Also, a traditional barcode can take ten times the amount of screen or print space as a QR code holding the same amount of information. QR codes can be read in 360 degrees, in any direction, which eliminates background issues.
When you scan a QR code on your camera-enabled phone, you can activate a number of phone features such as SMS, email, link to content on the internet, track the price of a product, connect the device to an internet browser, and perform many other functions.
When customers scan a QR code on their phones, they are able to access a range of information and are instantly directed to a web link or content for coupons and special offers, product information, surveys and video clips, sending or text or email messages, promotional or informational videos, checking in via location-based apps, and more.
The phone needs a QR code reader, the majority of QR code scanners are completely free, and all users need to do after they install one is use the mobile’s camera to scan the QR code, which will then automatically load the encoded data.
Once the camera processes the code, the QR code scanning software examines the black and white squares in the code’s data section and outputs the information contained within.
As an end user, you get instant access to more details about a service, product or initiative by just scanning a QR code. Most QR codes will provide a shortcut to online content that’s updated in real-time, thereby removing the need to remember long addresses. And you also get to keep a digital archive of this information and go back for referral at any time.
Speaking of real-time information, imagine waiting at a bus stop in wet weather, wondering why your bus hasn’t arrived. Is it delayed from schedule? How late will it arrive? Is your stop been cancelled for severe weather?
Germany’s Frankfurt city took advantage of QR codes to offer commuters a viable alternative to waiting in the cold. Posters offering QR codes can provide travellers real-time information about their train and bus routes.
As a marketer, you can provide more information to the user with QR codes and keep that information up to date. For instance, you may wish to start a campaign where you offer daily promotions depending on the number of engaged customers.
With QR codes in your print and online adverting, you can provide users with a link to a website that is updated frequently based on the number of users scanning the QR code and to the website featuring the campaign.
Marketers also get to track users and see insights the effectiveness of marketing campaigns through reviewing analytics in real time. You can measure the total number of users and analyse their behaviour at a very low cost as QR technology is free to use and can be published to any desired media.
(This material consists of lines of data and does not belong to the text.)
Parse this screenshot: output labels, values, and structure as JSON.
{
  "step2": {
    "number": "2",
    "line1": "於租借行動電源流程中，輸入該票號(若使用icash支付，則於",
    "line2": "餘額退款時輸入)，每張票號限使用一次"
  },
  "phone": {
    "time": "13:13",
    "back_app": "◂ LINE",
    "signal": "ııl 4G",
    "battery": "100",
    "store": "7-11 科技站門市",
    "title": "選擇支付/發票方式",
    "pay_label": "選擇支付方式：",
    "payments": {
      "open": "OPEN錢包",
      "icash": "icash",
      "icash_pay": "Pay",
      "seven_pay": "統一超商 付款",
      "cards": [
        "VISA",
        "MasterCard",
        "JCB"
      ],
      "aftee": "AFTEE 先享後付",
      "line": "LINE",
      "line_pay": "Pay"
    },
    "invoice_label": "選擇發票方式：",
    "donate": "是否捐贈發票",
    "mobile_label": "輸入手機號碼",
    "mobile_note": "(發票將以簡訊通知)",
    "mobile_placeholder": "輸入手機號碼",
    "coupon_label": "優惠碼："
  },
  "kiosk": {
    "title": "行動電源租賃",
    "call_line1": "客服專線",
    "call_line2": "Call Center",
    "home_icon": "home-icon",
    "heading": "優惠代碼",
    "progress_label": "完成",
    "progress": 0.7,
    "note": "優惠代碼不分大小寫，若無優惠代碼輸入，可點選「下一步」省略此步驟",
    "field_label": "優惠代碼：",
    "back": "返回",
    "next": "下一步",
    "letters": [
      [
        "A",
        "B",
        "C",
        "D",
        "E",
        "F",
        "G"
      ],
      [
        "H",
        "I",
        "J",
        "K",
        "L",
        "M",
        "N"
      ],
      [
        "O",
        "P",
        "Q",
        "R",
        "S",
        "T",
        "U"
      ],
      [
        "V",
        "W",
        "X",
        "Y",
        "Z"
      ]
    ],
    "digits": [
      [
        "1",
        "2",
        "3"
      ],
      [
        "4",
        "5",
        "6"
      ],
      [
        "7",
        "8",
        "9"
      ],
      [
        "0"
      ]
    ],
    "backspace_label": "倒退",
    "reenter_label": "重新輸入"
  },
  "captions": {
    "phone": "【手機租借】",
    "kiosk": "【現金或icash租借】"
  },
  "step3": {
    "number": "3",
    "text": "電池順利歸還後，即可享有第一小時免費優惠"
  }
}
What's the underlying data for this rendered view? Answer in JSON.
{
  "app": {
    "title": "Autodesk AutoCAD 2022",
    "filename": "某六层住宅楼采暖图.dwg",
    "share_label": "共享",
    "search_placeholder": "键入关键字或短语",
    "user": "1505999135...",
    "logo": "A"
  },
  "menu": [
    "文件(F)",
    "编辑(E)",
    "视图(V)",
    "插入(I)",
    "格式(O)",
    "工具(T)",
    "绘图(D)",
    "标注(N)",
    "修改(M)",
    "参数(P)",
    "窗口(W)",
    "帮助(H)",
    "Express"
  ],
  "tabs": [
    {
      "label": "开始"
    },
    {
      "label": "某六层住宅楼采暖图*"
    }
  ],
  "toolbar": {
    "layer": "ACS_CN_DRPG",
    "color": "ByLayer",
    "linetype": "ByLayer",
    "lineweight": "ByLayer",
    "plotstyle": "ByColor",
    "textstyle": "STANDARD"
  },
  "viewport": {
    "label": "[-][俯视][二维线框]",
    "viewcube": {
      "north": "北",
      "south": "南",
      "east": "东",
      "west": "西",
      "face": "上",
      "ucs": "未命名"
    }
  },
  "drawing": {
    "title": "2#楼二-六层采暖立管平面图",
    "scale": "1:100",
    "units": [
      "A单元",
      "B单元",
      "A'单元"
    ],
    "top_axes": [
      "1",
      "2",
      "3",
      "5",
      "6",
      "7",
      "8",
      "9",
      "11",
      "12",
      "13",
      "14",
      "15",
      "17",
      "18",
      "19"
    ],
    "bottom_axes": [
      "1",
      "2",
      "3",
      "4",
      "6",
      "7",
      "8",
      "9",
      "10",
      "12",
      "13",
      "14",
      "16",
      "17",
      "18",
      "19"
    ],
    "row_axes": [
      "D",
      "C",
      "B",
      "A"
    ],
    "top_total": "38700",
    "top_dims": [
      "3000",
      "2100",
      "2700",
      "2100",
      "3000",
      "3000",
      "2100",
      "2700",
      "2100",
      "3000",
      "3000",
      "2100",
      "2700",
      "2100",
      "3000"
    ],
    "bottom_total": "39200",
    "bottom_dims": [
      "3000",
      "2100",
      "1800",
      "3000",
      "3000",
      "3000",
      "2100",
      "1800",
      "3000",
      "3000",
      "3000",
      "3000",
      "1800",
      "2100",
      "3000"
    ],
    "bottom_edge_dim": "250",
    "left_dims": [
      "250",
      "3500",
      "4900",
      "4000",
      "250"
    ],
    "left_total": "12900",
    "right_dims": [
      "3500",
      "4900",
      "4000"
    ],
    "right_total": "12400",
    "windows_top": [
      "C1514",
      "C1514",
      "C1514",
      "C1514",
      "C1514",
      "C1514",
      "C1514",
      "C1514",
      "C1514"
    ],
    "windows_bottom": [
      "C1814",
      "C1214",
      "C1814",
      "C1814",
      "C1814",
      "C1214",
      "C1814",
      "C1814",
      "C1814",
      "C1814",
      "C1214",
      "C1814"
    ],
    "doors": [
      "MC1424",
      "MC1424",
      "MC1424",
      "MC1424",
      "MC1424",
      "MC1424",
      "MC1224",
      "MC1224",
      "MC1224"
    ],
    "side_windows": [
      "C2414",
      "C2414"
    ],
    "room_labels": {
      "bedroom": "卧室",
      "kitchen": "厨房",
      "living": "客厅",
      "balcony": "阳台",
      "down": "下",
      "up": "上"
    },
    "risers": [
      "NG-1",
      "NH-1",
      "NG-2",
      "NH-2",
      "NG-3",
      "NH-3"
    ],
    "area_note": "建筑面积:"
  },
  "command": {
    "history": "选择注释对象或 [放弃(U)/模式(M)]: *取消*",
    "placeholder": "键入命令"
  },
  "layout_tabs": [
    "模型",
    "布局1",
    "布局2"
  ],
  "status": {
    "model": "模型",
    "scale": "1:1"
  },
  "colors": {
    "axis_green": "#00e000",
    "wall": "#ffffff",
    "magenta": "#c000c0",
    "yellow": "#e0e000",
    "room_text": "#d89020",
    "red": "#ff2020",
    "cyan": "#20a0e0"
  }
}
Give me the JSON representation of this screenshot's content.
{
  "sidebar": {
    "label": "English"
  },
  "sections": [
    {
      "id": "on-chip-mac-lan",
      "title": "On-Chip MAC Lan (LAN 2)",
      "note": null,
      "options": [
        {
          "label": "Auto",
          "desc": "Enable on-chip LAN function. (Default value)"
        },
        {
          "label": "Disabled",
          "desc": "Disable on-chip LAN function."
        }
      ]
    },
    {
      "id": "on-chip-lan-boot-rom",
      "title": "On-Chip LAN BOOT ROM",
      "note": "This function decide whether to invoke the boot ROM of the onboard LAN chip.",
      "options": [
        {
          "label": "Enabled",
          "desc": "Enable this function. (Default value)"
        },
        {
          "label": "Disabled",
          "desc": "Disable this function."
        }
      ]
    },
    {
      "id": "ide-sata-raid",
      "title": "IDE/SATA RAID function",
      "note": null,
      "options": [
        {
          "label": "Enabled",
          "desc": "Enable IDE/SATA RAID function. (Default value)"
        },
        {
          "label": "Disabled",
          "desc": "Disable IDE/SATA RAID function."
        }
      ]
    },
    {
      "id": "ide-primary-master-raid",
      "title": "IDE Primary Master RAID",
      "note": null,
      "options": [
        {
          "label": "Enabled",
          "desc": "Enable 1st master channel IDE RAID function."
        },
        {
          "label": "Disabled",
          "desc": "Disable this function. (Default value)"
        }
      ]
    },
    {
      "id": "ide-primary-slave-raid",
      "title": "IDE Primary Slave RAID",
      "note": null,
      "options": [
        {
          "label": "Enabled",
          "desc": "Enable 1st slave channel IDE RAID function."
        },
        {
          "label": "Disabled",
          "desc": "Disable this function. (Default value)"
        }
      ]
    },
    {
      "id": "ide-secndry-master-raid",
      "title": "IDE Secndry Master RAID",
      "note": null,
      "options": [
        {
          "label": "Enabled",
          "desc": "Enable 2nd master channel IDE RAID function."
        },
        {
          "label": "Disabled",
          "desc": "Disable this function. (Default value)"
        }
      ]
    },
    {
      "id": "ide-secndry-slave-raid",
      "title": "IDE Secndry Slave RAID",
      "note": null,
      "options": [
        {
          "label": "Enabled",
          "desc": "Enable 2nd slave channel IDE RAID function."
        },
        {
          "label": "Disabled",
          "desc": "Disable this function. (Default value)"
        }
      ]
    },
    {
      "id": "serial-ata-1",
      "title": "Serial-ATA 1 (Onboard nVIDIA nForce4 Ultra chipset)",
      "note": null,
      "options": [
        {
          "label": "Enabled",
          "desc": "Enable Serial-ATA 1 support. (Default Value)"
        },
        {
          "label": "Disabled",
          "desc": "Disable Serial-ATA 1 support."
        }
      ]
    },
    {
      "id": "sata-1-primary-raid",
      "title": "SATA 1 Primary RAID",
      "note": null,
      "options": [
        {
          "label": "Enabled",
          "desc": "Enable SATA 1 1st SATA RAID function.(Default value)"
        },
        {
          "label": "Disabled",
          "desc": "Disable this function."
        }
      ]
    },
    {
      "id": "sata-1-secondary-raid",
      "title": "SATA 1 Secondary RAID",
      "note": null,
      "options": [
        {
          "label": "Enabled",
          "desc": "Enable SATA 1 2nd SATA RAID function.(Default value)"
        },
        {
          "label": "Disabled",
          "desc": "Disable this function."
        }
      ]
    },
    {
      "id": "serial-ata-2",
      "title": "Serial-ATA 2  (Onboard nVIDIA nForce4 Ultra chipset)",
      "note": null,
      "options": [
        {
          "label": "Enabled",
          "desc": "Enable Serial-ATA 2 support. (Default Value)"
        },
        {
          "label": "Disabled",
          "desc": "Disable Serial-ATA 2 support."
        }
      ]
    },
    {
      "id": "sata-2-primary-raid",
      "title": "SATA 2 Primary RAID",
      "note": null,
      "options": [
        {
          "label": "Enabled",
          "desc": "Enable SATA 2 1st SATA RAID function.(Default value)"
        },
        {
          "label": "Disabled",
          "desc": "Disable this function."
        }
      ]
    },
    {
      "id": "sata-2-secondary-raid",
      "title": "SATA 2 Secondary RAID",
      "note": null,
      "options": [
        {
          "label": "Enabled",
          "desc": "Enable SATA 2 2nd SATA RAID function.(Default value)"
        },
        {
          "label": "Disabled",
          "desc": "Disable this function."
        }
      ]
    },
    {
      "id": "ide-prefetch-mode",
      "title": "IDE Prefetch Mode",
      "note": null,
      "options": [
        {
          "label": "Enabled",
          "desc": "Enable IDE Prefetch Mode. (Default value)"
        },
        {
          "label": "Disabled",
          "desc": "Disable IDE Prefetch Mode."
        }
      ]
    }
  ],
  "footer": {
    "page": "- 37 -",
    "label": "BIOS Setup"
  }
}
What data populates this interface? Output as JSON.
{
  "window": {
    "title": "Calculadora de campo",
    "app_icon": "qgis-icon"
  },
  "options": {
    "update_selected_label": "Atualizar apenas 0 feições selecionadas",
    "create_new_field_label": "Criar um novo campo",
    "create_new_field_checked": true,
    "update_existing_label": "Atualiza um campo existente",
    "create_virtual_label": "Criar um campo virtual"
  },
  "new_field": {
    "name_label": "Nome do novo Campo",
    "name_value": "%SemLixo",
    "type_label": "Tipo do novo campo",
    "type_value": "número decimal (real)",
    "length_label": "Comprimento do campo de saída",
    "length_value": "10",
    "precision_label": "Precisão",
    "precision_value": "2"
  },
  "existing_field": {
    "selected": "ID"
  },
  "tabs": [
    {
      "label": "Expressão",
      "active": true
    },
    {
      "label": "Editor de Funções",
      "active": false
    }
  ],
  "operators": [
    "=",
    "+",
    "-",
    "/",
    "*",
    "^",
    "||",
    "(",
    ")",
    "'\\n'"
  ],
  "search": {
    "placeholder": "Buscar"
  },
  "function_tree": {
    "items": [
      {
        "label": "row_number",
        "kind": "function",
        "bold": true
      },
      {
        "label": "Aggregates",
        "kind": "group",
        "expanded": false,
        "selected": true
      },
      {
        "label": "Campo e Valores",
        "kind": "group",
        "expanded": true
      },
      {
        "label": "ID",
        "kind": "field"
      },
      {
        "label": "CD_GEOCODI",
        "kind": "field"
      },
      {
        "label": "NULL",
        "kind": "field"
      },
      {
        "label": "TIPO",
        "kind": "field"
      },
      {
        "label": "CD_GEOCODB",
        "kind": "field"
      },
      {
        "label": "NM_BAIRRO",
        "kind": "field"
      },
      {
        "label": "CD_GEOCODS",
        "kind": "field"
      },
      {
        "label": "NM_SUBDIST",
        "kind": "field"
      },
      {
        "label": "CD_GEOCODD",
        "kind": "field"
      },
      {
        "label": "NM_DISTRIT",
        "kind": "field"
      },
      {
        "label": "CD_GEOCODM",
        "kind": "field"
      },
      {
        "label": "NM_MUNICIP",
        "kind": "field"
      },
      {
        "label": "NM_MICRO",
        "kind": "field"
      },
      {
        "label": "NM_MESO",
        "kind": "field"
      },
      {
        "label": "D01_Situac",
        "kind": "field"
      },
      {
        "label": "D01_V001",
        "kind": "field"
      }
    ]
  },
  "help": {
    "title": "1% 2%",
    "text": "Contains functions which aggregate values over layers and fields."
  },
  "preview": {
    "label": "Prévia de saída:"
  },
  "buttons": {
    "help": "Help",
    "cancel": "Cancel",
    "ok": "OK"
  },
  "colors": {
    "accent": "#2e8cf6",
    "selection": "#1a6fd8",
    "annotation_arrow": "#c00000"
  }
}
QR code technology is proving to be a powerful tool when paired with an innovative strategy and a focus on user experience.